### Exercise objective
Would you print out every entry exactly as given?

### Data
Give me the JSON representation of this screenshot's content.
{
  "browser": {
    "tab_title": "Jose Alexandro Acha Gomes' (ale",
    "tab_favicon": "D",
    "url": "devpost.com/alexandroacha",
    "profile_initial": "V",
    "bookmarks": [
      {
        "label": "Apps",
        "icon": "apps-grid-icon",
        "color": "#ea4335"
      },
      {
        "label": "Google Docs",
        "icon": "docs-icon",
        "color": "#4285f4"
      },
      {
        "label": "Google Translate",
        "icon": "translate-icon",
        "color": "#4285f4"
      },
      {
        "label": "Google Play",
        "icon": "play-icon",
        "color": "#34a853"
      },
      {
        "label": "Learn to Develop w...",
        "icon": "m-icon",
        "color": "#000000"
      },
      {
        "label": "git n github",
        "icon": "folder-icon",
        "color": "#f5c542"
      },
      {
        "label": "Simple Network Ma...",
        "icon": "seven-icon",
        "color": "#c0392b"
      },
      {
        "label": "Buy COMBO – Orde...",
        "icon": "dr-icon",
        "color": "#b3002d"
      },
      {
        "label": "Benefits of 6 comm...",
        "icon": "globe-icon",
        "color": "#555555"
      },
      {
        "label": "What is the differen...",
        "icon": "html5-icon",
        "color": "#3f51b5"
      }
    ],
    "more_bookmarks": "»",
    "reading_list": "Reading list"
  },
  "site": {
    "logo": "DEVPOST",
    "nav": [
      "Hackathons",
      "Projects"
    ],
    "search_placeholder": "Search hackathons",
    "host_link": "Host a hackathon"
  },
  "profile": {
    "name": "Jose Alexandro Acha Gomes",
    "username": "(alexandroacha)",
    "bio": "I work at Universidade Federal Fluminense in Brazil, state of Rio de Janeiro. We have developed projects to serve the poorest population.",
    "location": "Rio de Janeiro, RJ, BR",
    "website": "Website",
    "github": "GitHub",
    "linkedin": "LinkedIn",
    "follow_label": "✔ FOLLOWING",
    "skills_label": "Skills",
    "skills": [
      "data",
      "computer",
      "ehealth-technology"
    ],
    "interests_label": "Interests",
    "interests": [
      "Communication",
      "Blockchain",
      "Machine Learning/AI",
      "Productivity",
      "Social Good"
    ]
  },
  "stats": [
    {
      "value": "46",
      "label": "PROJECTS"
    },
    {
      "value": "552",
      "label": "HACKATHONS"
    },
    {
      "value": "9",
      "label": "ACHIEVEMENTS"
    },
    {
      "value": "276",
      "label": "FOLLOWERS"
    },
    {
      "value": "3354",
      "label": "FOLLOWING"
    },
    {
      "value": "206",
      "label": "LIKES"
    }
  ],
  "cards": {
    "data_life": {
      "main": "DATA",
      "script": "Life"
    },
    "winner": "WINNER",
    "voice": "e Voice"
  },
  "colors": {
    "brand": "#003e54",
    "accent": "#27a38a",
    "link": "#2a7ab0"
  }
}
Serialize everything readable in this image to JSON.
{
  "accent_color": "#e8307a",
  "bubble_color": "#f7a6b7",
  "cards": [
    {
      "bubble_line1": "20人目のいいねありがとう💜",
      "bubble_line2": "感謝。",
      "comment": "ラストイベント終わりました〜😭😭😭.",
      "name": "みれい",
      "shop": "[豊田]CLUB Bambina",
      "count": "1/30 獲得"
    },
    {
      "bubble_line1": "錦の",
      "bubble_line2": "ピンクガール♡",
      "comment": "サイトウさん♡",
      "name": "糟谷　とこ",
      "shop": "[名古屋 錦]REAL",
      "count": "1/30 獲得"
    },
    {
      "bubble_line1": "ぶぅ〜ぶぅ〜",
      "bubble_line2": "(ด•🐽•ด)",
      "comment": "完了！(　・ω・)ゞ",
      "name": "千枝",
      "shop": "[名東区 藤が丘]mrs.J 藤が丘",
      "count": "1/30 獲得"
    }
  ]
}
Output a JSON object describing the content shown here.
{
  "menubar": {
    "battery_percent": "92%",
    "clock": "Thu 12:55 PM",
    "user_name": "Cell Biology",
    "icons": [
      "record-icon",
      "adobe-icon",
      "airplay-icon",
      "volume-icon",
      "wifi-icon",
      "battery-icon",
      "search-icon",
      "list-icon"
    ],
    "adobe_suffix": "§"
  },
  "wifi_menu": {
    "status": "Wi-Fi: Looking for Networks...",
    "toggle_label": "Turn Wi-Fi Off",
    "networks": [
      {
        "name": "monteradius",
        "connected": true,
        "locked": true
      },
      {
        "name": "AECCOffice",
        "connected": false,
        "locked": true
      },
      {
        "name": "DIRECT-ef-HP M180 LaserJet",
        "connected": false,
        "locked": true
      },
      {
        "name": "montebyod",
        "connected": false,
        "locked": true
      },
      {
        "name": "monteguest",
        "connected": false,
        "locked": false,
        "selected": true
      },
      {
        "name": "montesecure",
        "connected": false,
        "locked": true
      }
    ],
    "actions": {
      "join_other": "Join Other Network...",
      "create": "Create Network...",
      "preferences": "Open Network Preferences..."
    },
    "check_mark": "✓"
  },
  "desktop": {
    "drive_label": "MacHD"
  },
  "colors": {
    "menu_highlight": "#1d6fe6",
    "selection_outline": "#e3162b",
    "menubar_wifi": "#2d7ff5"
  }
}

### Response
Give me the JSON representation of this screenshot's content.
{
  "browser": {
    "tab_title": "Jose Alexandro Acha Gomes' (ale",
    "tab_favicon": "D",
    "url": "devpost.com/alexandroacha",
    "profile_initial": "V",
    "bookmarks": [
      {
        "label": "Apps",
        "icon": "apps-grid-icon",
        "color": "#ea4335"
      },
      {
        "label": "Google Docs",
        "icon": "docs-icon",
        "color": "#4285f4"
      },
      {
        "label": "Google Translate",
        "icon": "translate-icon",
        "color": "#4285f4"
      },
      {
        "label": "Google Play",
        "icon": "play-icon",
        "color": "#34a853"
      },
      {
        "label": "Learn to Develop w...",
        "icon": "m-icon",
        "color": "#000000"
      },
      {
        "label": "git n github",
        "icon": "folder-icon",
        "color": "#f5c542"
      },
      {
        "label": "Simple Network Ma...",
        "icon": "seven-icon",
        "color": "#c0392b"
      },
      {
        "label": "Buy COMBO – Orde...",
        "icon": "dr-icon",
        "color": "#b3002d"
      },
      {
        "label": "Benefits of 6 comm...",
        "icon": "globe-icon",
        "color": "#555555"
      },
      {
        "label": "What is the differen...",
        "icon": "html5-icon",
        "color": "#3f51b5"
      }
    ],
    "more_bookmarks": "»",
    "reading_list": "Reading list"
  },
  "site": {
    "logo": "DEVPOST",
    "nav": [
      "Hackathons",
      "Projects"
    ],
    "search_placeholder": "Search hackathons",
    "host_link": "Host a hackathon"
  },
  "profile": {
    "name": "Jose Alexandro Acha Gomes",
    "username": "(alexandroacha)",
    "bio": "I work at Universidade Federal Fluminense in Brazil, state of Rio de Janeiro. We have developed projects to serve the poorest population.",
    "location": "Rio de Janeiro, RJ, BR",
    "website": "Website",
    "github": "GitHub",
    "linkedin": "LinkedIn",
    "follow_label": "✔ FOLLOWING",
    "skills_label": "Skills",
    "skills": [
      "data",
      "computer",
      "ehealth-technology"
    ],
    "interests_label": "Interests",
    "interests": [
      "Communication",
      "Blockchain",
      "Machine Learning/AI",
      "Productivity",
      "Social Good"
    ]
  },
  "stats": [
    {
      "value": "46",
      "label": "PROJECTS"
    },
    {
      "value": "552",
      "label": "HACKATHONS"
    },
    {
      "value": "9",
      "label": "ACHIEVEMENTS"
    },
    {
      "value": "276",
      "label": "FOLLOWERS"
    },
    {
      "value": "3354",
      "label": "FOLLOWING"
    },
    {
      "value": "206",
      "label": "LIKES"
    }
  ],
  "cards": {
    "data_life": {
      "main": "DATA",
      "script": "Life"
    },
    "winner": "WINNER",
    "voice": "e Voice"
  },
  "colors": {
    "brand": "#003e54",
    "accent": "#27a38a",
    "link": "#2a7ab0"
  }
}
Serialize everything readable in this image to JSON.
{
  "accent_color": "#e8307a",
  "bubble_color": "#f7a6b7",
  "cards": [
    {
      "bubble_line1": "20人目のいいねありがとう💜",
      "bubble_line2": "感謝。",
      "comment": "ラストイベント終わりました〜😭😭😭.",
      "name": "みれい",
      "shop": "[豊田]CLUB Bambina",
      "count": "1/30 獲得"
    },
    {
      "bubble_line1": "錦の",
      "bubble_line2": "ピンクガール♡",
      "comment": "サイトウさん♡",
      "name": "糟谷　とこ",
      "shop": "[名古屋 錦]REAL",
      "count": "1/30 獲得"
    },
    {
      "bubble_line1": "ぶぅ〜ぶぅ〜",
      "bubble_line2": "(ด•🐽•ด)",
      "comment": "完了！(　・ω・)ゞ",
      "name": "千枝",
      "shop": "[名東区 藤が丘]mrs.J 藤が丘",
      "count": "1/30 獲得"
    }
  ]
}
Output a JSON object describing the content shown here.
{
  "menubar": {
    "battery_percent": "92%",
    "clock": "Thu 12:55 PM",
    "user_name": "Cell Biology",
    "icons": [
      "record-icon",
      "adobe-icon",
      "airplay-icon",
      "volume-icon",
      "wifi-icon",
      "battery-icon",
      "search-icon",
      "list-icon"
    ],
    "adobe_suffix": "§"
  },
  "wifi_menu": {
    "status": "Wi-Fi: Looking for Networks...",
    "toggle_label": "Turn Wi-Fi Off",
    "networks": [
      {
        "name": "monteradius",
        "connected": true,
        "locked": true
      },
      {
        "name": "AECCOffice",
        "connected": false,
        "locked": true
      },
      {
        "name": "DIRECT-ef-HP M180 LaserJet",
        "connected": false,
        "locked": true
      },
      {
        "name": "montebyod",
        "connected": false,
        "locked": true
      },
      {
        "name": "monteguest",
        "connected": false,
        "locked": false,
        "selected": true
      },
      {
        "name": "montesecure",
        "connected": false,
        "locked": true
      }
    ],
    "actions": {
      "join_other": "Join Other Network...",
      "create": "Create Network...",
      "preferences": "Open Network Preferences..."
    },
    "check_mark": "✓"
  },
  "desktop": {
    "drive_label": "MacHD"
  },
  "colors": {
    "menu_highlight": "#1d6fe6",
    "selection_outline": "#e3162b",
    "menubar_wifi": "#2d7ff5"
  }
}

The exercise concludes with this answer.